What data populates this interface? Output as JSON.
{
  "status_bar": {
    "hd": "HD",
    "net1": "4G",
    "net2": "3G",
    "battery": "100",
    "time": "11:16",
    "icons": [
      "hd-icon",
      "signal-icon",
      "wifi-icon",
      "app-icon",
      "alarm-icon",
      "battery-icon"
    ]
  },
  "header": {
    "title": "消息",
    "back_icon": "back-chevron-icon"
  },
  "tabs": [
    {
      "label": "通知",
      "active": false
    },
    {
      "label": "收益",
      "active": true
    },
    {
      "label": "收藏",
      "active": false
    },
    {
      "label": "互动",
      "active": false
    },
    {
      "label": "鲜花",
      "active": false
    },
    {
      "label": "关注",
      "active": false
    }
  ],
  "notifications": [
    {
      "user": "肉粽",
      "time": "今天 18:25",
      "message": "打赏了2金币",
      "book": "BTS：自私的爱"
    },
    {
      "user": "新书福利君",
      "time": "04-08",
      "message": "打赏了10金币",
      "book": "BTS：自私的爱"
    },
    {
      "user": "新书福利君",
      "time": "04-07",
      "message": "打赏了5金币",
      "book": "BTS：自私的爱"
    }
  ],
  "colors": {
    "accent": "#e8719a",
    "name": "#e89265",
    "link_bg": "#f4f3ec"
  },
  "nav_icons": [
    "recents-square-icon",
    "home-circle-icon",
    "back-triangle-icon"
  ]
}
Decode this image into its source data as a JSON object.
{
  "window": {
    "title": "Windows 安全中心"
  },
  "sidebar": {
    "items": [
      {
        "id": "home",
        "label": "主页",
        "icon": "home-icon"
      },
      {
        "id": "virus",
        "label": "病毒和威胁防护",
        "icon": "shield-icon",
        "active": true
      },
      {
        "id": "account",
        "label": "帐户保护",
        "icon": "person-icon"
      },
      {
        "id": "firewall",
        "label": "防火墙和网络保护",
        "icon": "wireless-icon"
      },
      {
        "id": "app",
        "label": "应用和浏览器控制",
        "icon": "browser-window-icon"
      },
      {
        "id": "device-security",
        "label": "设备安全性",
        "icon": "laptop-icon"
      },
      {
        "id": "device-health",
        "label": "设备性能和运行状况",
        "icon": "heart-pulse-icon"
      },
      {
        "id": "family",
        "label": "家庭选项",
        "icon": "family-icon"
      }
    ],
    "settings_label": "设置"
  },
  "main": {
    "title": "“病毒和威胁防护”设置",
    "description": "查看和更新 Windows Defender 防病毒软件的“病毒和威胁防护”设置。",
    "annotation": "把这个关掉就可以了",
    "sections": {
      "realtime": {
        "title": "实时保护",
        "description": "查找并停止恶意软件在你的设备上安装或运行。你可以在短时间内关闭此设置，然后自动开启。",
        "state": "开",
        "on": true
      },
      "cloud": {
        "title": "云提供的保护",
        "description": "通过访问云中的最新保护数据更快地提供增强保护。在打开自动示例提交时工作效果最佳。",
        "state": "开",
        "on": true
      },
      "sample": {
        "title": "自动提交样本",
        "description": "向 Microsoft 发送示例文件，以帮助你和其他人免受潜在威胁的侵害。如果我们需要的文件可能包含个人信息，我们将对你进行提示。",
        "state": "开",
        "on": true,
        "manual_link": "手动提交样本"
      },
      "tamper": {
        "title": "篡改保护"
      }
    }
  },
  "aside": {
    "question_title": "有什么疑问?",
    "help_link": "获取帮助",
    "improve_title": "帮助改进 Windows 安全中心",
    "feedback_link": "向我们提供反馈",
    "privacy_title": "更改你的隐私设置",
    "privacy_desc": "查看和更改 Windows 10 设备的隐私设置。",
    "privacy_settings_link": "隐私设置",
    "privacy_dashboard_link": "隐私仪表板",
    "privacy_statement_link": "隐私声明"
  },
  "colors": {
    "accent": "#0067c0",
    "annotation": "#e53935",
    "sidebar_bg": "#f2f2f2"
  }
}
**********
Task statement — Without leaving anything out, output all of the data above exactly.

Result —
What data populates this interface? Output as JSON.
{
  "status_bar": {
    "hd": "HD",
    "net1": "4G",
    "net2": "3G",
    "battery": "100",
    "time": "11:16",
    "icons": [
      "hd-icon",
      "signal-icon",
      "wifi-icon",
      "app-icon",
      "alarm-icon",
      "battery-icon"
    ]
  },
  "header": {
    "title": "消息",
    "back_icon": "back-chevron-icon"
  },
  "tabs": [
    {
      "label": "通知",
      "active": false
    },
    {
      "label": "收益",
      "active": true
    },
    {
      "label": "收藏",
      "active": false
    },
    {
      "label": "互动",
      "active": false
    },
    {
      "label": "鲜花",
      "active": false
    },
    {
      "label": "关注",
      "active": false
    }
  ],
  "notifications": [
    {
      "user": "肉粽",
      "time": "今天 18:25",
      "message": "打赏了2金币",
      "book": "BTS：自私的爱"
    },
    {
      "user": "新书福利君",
      "time": "04-08",
      "message": "打赏了10金币",
      "book": "BTS：自私的爱"
    },
    {
      "user": "新书福利君",
      "time": "04-07",
      "message": "打赏了5金币",
      "book": "BTS：自私的爱"
    }
  ],
  "colors": {
    "accent": "#e8719a",
    "name": "#e89265",
    "link_bg": "#f4f3ec"
  },
  "nav_icons": [
    "recents-square-icon",
    "home-circle-icon",
    "back-triangle-icon"
  ]
}
Decode this image into its source data as a JSON object.
{
  "window": {
    "title": "Windows 安全中心"
  },
  "sidebar": {
    "items": [
      {
        "id": "home",
        "label": "主页",
        "icon": "home-icon"
      },
      {
        "id": "virus",
        "label": "病毒和威胁防护",
        "icon": "shield-icon",
        "active": true
      },
      {
        "id": "account",
        "label": "帐户保护",
        "icon": "person-icon"
      },
      {
        "id": "firewall",
        "label": "防火墙和网络保护",
        "icon": "wireless-icon"
      },
      {
        "id": "app",
        "label": "应用和浏览器控制",
        "icon": "browser-window-icon"
      },
      {
        "id": "device-security",
        "label": "设备安全性",
        "icon": "laptop-icon"
      },
      {
        "id": "device-health",
        "label": "设备性能和运行状况",
        "icon": "heart-pulse-icon"
      },
      {
        "id": "family",
        "label": "家庭选项",
        "icon": "family-icon"
      }
    ],
    "settings_label": "设置"
  },
  "main": {
    "title": "“病毒和威胁防护”设置",
    "description": "查看和更新 Windows Defender 防病毒软件的“病毒和威胁防护”设置。",
    "annotation": "把这个关掉就可以了",
    "sections": {
      "realtime": {
        "title": "实时保护",
        "description": "查找并停止恶意软件在你的设备上安装或运行。你可以在短时间内关闭此设置，然后自动开启。",
        "state": "开",
        "on": true
      },
      "cloud": {
        "title": "云提供的保护",
        "description": "通过访问云中的最新保护数据更快地提供增强保护。在打开自动示例提交时工作效果最佳。",
        "state": "开",
        "on": true
      },
      "sample": {
        "title": "自动提交样本",
        "description": "向 Microsoft 发送示例文件，以帮助你和其他人免受潜在威胁的侵害。如果我们需要的文件可能包含个人信息，我们将对你进行提示。",
        "state": "开",
        "on": true,
        "manual_link": "手动提交样本"
      },
      "tamper": {
        "title": "篡改保护"
      }
    }
  },
  "aside": {
    "question_title": "有什么疑问?",
    "help_link": "获取帮助",
    "improve_title": "帮助改进 Windows 安全中心",
    "feedback_link": "向我们提供反馈",
    "privacy_title": "更改你的隐私设置",
    "privacy_desc": "查看和更改 Windows 10 设备的隐私设置。",
    "privacy_settings_link": "隐私设置",
    "privacy_dashboard_link": "隐私仪表板",
    "privacy_statement_link": "隐私声明"
  },
  "colors": {
    "accent": "#0067c0",
    "annotation": "#e53935",
    "sidebar_bg": "#f2f2f2"
  }
}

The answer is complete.